Achieving these capabilities in ships is much harder than with autonomous cars. “Sensors must be much tougher and more advanced than the sort required for an autonomous car and it’s important to consider to what degree there should be backup systems, because flying people out to fix a ship isn’t going to be cost effective,” says Øystein Engelhardtsen, senior researcher at DNV GL.
DNV GL has developed the ReVolt concept, a 60-metres-long, fully battery-powered autonomous ship for the short-sea transport segment that can alleviate issues of congestion in growing urban areas by taking trucks off the road.
In terms of physical security, unmanned ships would be safer than traditional vessels, as they can be built so it is difficult for pirates to board. The ship could even be remotely controlled to defend against intruders.
“The computers in command could immobilise the ship and without a captured crew to hold for ransom, piracy is significantly less valuable,” says Mr Levander.
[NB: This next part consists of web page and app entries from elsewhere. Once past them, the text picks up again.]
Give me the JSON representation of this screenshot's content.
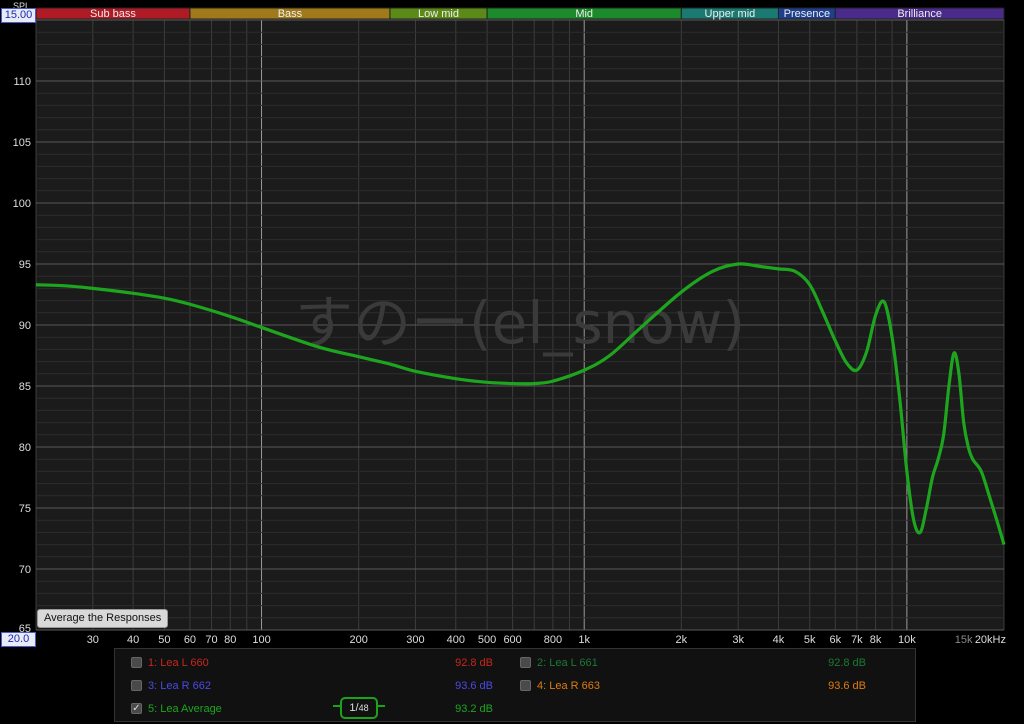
{
  "chart_data": {
    "type": "line",
    "x_scale": "log",
    "xlim": [
      20,
      20000
    ],
    "ylim": [
      65,
      115
    ],
    "ylabel": "SPL",
    "x_ticks": [
      {
        "v": 20,
        "label": "20.0"
      },
      {
        "v": 30,
        "label": "30"
      },
      {
        "v": 40,
        "label": "40"
      },
      {
        "v": 50,
        "label": "50"
      },
      {
        "v": 60,
        "label": "60"
      },
      {
        "v": 70,
        "label": "70"
      },
      {
        "v": 80,
        "label": "80"
      },
      {
        "v": 100,
        "label": "100"
      },
      {
        "v": 200,
        "label": "200"
      },
      {
        "v": 300,
        "label": "300"
      },
      {
        "v": 400,
        "label": "400"
      },
      {
        "v": 500,
        "label": "500"
      },
      {
        "v": 600,
        "label": "600"
      },
      {
        "v": 800,
        "label": "800"
      },
      {
        "v": 1000,
        "label": "1k"
      },
      {
        "v": 2000,
        "label": "2k"
      },
      {
        "v": 3000,
        "label": "3k"
      },
      {
        "v": 4000,
        "label": "4k"
      },
      {
        "v": 5000,
        "label": "5k"
      },
      {
        "v": 6000,
        "label": "6k"
      },
      {
        "v": 7000,
        "label": "7k"
      },
      {
        "v": 8000,
        "label": "8k"
      },
      {
        "v": 10000,
        "label": "10k"
      },
      {
        "v": 15000,
        "label": "15k"
      },
      {
        "v": 20000,
        "label": "20kHz"
      }
    ],
    "y_ticks": [
      70,
      75,
      80,
      85,
      90,
      95,
      100,
      105,
      110
    ],
    "bands": [
      {
        "name": "Sub bass",
        "from": 20,
        "to": 60,
        "color": "#b01a24"
      },
      {
        "name": "Bass",
        "from": 60,
        "to": 250,
        "color": "#a07a1a"
      },
      {
        "name": "Low mid",
        "from": 250,
        "to": 500,
        "color": "#5c8a16"
      },
      {
        "name": "Mid",
        "from": 500,
        "to": 2000,
        "color": "#1a8a2a"
      },
      {
        "name": "Upper mid",
        "from": 2000,
        "to": 4000,
        "color": "#1a7a72"
      },
      {
        "name": "Presence",
        "from": 4000,
        "to": 6000,
        "color": "#1d3f8e"
      },
      {
        "name": "Brilliance",
        "from": 6000,
        "to": 20000,
        "color": "#4a2a8a"
      }
    ],
    "watermark": "すのー(el_snow)",
    "series": [
      {
        "name": "5: Lea Average",
        "color": "#1ea51e",
        "x": [
          20,
          25,
          30,
          40,
          50,
          60,
          80,
          100,
          150,
          200,
          250,
          300,
          400,
          500,
          600,
          700,
          800,
          1000,
          1200,
          1500,
          2000,
          2500,
          3000,
          3500,
          4000,
          4500,
          5000,
          5500,
          6000,
          6500,
          7000,
          7500,
          8000,
          8500,
          9000,
          9500,
          10000,
          10500,
          11000,
          11500,
          12000,
          12500,
          13000,
          13500,
          14000,
          14500,
          15000,
          15500,
          16000,
          17000,
          18000,
          19000,
          20000
        ],
        "y": [
          93.3,
          93.2,
          93.0,
          92.6,
          92.2,
          91.7,
          90.7,
          89.8,
          88.2,
          87.4,
          86.8,
          86.2,
          85.6,
          85.3,
          85.2,
          85.2,
          85.4,
          86.3,
          87.5,
          89.8,
          92.7,
          94.4,
          95.0,
          94.8,
          94.6,
          94.4,
          93.3,
          91.0,
          88.7,
          86.9,
          86.3,
          87.8,
          90.8,
          91.9,
          89.0,
          84.0,
          78.0,
          74.0,
          73.0,
          75.0,
          77.5,
          79.0,
          81.0,
          85.0,
          87.7,
          86.0,
          82.0,
          80.0,
          79.0,
          78.0,
          76.0,
          74.0,
          72.0
        ]
      }
    ]
  },
  "header": {
    "spl_label": "SPL",
    "top_value": "15.00"
  },
  "footer": {
    "bottom_value": "20.0"
  },
  "buttons": {
    "average": "Average the Responses"
  },
  "smoothing": {
    "numerator": "1",
    "denominator": "48"
  },
  "legend": [
    {
      "label": "1: Lea L 660",
      "value": "92.8 dB",
      "color": "#c8261e",
      "checked": false
    },
    {
      "label": "2: Lea L 661",
      "value": "92.8 dB",
      "color": "#1a7a34",
      "checked": false
    },
    {
      "label": "3: Lea R 662",
      "value": "93.6 dB",
      "color": "#4a4ae6",
      "checked": false
    },
    {
      "label": "4: Lea R 663",
      "value": "93.6 dB",
      "color": "#e07a10",
      "checked": false
    },
    {
      "label": "5: Lea Average",
      "value": "93.2 dB",
      "color": "#1ea51e",
      "checked": true
    }
  ]
}
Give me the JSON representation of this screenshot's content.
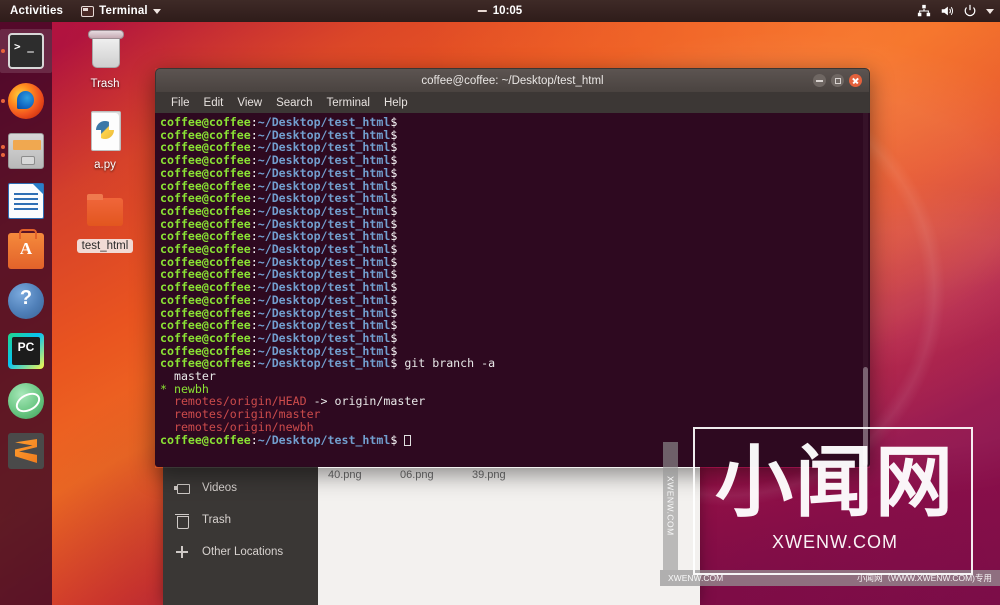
{
  "topbar": {
    "activities": "Activities",
    "app_name": "Terminal",
    "clock": "10:05",
    "indicators": [
      "network-icon",
      "volume-icon",
      "power-icon",
      "caret-down-icon"
    ]
  },
  "launcher": {
    "items": [
      {
        "name": "terminal",
        "label": "Terminal",
        "active": true,
        "pips": 1
      },
      {
        "name": "firefox",
        "label": "Firefox Web Browser",
        "active": false,
        "pips": 1
      },
      {
        "name": "files",
        "label": "Files",
        "active": false,
        "pips": 2
      },
      {
        "name": "writer",
        "label": "LibreOffice Writer",
        "active": false,
        "pips": 0
      },
      {
        "name": "software",
        "label": "Ubuntu Software",
        "active": false,
        "pips": 0
      },
      {
        "name": "help",
        "label": "Help",
        "active": false,
        "pips": 0
      },
      {
        "name": "pycharm",
        "label": "PyCharm",
        "active": false,
        "pips": 0
      },
      {
        "name": "atom",
        "label": "Atom",
        "active": false,
        "pips": 0
      },
      {
        "name": "sublime",
        "label": "Sublime Text",
        "active": false,
        "pips": 0
      }
    ]
  },
  "desktop": {
    "icons": [
      {
        "name": "trash",
        "label": "Trash",
        "selected": false
      },
      {
        "name": "a-py-file",
        "label": "a.py",
        "selected": false
      },
      {
        "name": "test-html-folder",
        "label": "test_html",
        "selected": true
      }
    ]
  },
  "terminal": {
    "title": "coffee@coffee: ~/Desktop/test_html",
    "menu": [
      "File",
      "Edit",
      "View",
      "Search",
      "Terminal",
      "Help"
    ],
    "window_buttons": [
      "minimize",
      "maximize",
      "close"
    ],
    "prompt": {
      "user": "coffee@coffee",
      "colon": ":",
      "path": "~/Desktop/test_html",
      "dollar": "$"
    },
    "empty_prompt_count": 19,
    "command": " git branch -a",
    "output": [
      {
        "text": "  master",
        "color": "white"
      },
      {
        "text": "* newbh",
        "color": "green"
      },
      {
        "text": "  remotes/origin/HEAD",
        "color": "red",
        "suffix": " -> origin/master",
        "suffix_color": "white"
      },
      {
        "text": "  remotes/origin/master",
        "color": "red"
      },
      {
        "text": "  remotes/origin/newbh",
        "color": "red"
      }
    ],
    "colors": {
      "background": "#2e0920",
      "user": "#8ae234",
      "path": "#729fcf",
      "red": "#cc4b4b"
    }
  },
  "files_window": {
    "sidebar": [
      {
        "icon": "video-icon",
        "label": "Videos"
      },
      {
        "icon": "trash-icon",
        "label": "Trash"
      },
      {
        "icon": "plus-icon",
        "label": "Other Locations"
      }
    ],
    "files": [
      "40.png",
      "06.png",
      "39.png"
    ]
  },
  "watermark": {
    "chinese": "小闻网",
    "domain": "XWENW.COM",
    "bar_left": "XWENW.COM",
    "bar_right": "小闻网（WWW.XWENW.COM)专用",
    "side": "XWENW.COM"
  }
}
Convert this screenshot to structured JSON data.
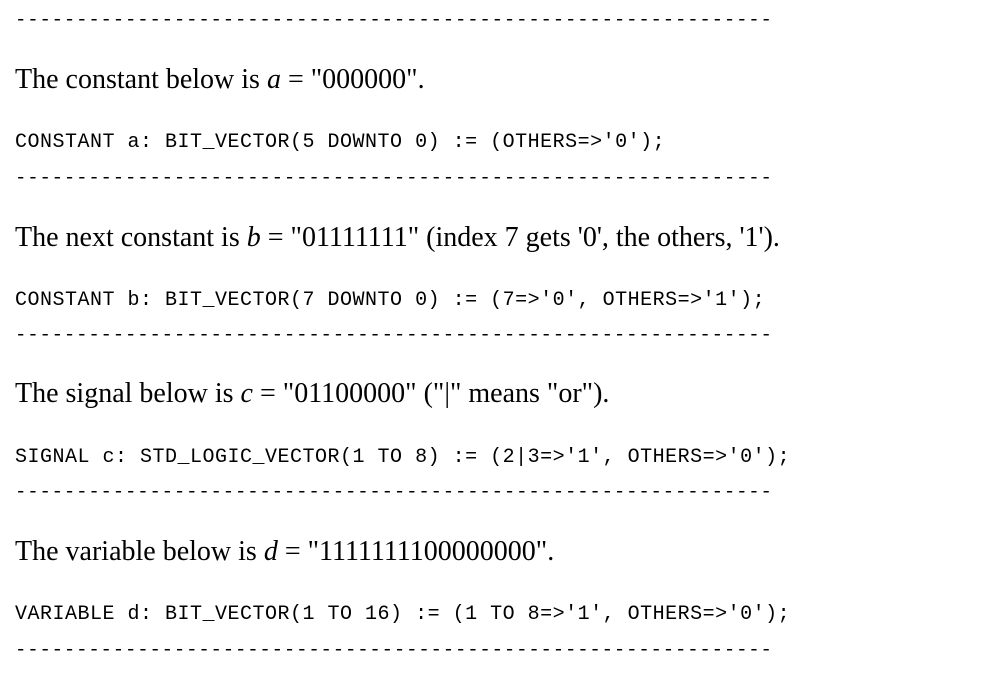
{
  "separator": "--------------------------------------------------------------",
  "blocks": [
    {
      "text_before": "The constant below is ",
      "var": "a",
      "text_after": " = \"000000\".",
      "code": "CONSTANT a: BIT_VECTOR(5 DOWNTO 0) := (OTHERS=>'0');"
    },
    {
      "text_before": "The next constant is ",
      "var": "b",
      "text_after": " = \"01111111\" (index 7 gets '0', the others, '1').",
      "code": "CONSTANT b: BIT_VECTOR(7 DOWNTO 0) := (7=>'0', OTHERS=>'1');"
    },
    {
      "text_before": "The signal below is ",
      "var": "c",
      "text_after": " = \"01100000\" (\"|\" means \"or\").",
      "code": "SIGNAL c: STD_LOGIC_VECTOR(1 TO 8) := (2|3=>'1', OTHERS=>'0');"
    },
    {
      "text_before": "The variable below is ",
      "var": "d",
      "text_after": " = \"1111111100000000\".",
      "code": "VARIABLE d: BIT_VECTOR(1 TO 16) := (1 TO 8=>'1', OTHERS=>'0');"
    }
  ]
}
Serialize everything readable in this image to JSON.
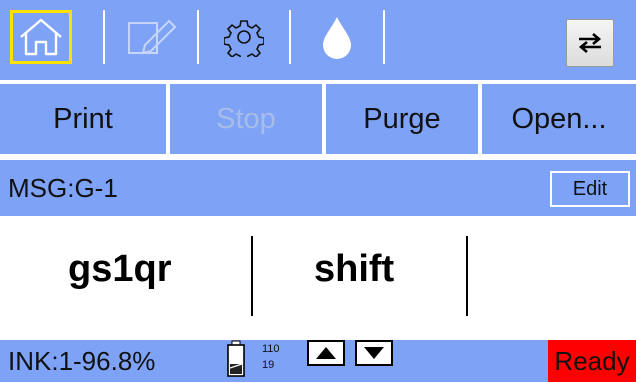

On the flipside, anything that is remotely or computer controlled is vulnerable to cyberattacks, malfunction or control being lost due to communication failures. An out-of-control vessel, taken over by rouge agents, could be a deadly weapon if aimed at coastal cities.
Other barriers to autonomous shipping include advancing battery technology for longer-haul journeys, so the amount of batteries needed don’t take up most of the cargo space, and regulation, which is far behind the technology.
The European Union is currently assessing the feasibility of unmanned shipping. However, the rules for sailing in international waters are set by the International Maritime Organization, which has started to consider relevant regulation, but getting stakeholders to agree will be complex and no doubt long winded.
Steve Saxon, a Partner at McKinsey’s shipping and ports practice, believes the timeframe for international autonomous shipping could be around 2067. He cites cheap labour from India and the Philippines, cybersecurity and the need for on-board maintenance as disincentives, but points out that ports are already beginning to automate.
National shipping, from one part of a country to another, will be much easier to achieve than international routes and offers the immediate benefit of taking trucks off the roads. Norway, which is proactively pursuing autonomous shipping, is expected to be the first country to have national regulation.
Kongsberg Maritime’s Mr Due believes there will be a bi-lateral agreement between Norway and Sweden to sail autonomously between the two. However, crossing Norway to Denmark will be harder because there are international waters in between.
With the development of the Yara Birkeland underway, we could see autonomous ships operating in local waters as soon as 2020, with deals between neighbouring countries inked by 2025.